I first met Dick sometime in the mid-Sixties, years before I joined him on the faculty of the Humanities Center. By then, I’d sat in at seminars held around the table in his astonishing library, and I’d heard the stories about his book collecting—begun, precociously, before he was ten–and about the breadth of his interests and accomplishments–in languages and mathematics and the arts, in philosophy and film and medical history. I had wondered at the energies and cast of mind that had allowed him to do all this: to be told that he was “insatiably curious” or that he “didn’t need much sleep” was only somewhat helpful. Then, in a Gilman classroom, one afternoon after we’d become colleagues, I had an illumination.
Dick had invited me to conduct a discussion in the freshman class he taught each year. I forget the topic—perhaps one of Freud’s case histories in which he knew I was interested. So I arrived with my notes to find a dozen students there with their paperback texts. After a couple of words of introduction, Dick turned the class over to me and took a seat in the back row. I began by asking the students to turn to a particular page and to look at its second paragraph. I had someone read it aloud, then asked what I hoped was a useful leading question. In the back row, Dick immediately raised his hand. I was puzzled and prepared to be irritated: was Dick planning to teach the class himself after all? But no: he was simply responding to my question. He had done his homework, he had an answer. He was speaking from a position in which, over the years, he had no doubt often found himself: that of the brightest, quickest, best prepared, most intellectually curious kid in the class!
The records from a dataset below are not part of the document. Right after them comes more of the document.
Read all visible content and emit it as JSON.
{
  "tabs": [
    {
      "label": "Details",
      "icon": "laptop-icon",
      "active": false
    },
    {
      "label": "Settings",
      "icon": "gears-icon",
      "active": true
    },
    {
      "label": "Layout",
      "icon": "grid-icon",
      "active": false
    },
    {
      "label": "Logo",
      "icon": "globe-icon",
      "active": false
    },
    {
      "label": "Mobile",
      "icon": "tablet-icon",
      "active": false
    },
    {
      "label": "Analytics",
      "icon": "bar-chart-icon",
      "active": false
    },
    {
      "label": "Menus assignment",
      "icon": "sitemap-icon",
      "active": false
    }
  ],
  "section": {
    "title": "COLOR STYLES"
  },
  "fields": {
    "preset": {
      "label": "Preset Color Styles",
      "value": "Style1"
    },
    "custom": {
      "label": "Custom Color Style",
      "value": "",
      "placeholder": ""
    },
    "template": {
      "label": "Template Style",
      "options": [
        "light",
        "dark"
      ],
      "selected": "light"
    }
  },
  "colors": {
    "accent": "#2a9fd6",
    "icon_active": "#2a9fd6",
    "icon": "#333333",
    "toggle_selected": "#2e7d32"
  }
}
Dick’s perennial boyishness is what I’m talking about: a professor, he thought of himself as a student; a wide-ranging writer and editor, he thought of himself as a reader and learner. His remarkable generosity to all his students—freshmen in his introductory courses, young M.D.’s-to-be in East Baltimore, dissertation writers at Homewood—grew out of such identifications.
So did his institutional instincts. He had come to Hopkins in the early Fifties, when both Arts and Sciences and the School of Medicine were much smaller than they are today, and much smaller than those of comparable research universities. Dick saw this as a boon, not just as a personal opportunity to teach movies (before there was a Film Studies major) or women novelists or African-American fiction (before there were such programs), but as an occasion to give institutional presence to his view of what learning in humane letters could be. It was with this in mind that, in the mid-Sixties, he helped found the Humanities Center. And the Center, because it had a name and a budget, could then go on to sponsor occasions like the 1966 symposium that introduced America to contemporary French thought.
Arriving at Hopkins almost 70 years ago, curious about its past, engaged in its changes over the years, Dick Macksey became a walking (and, I’m bound to add, talking) fount of institutional history, naming the names and telling stories of those who had taught him or who were his contemporaries—George Boas and Georges Poulet (his dissertation advisers), Elliot Coleman, Earl Wasserman, Don Cameron Allen, Charles Singleton, Leo Spitzer, René Girard, Eugenio Donato (at Homewood), George Udvarhelyi and Ludwig Edelstein and Owsei Tempkin in East Baltimore. The list, Dick’s list, was a long one; he could take it back past his own arrival in Baltimore, to include Charles Sanders Peirce or William Osler. Dick had many stories to tell. As the affectionate tributes to him, last month, in the pages of the Baltimore Sun or the Washington Post made clear, he too has now become the occasion for such fond storytelling.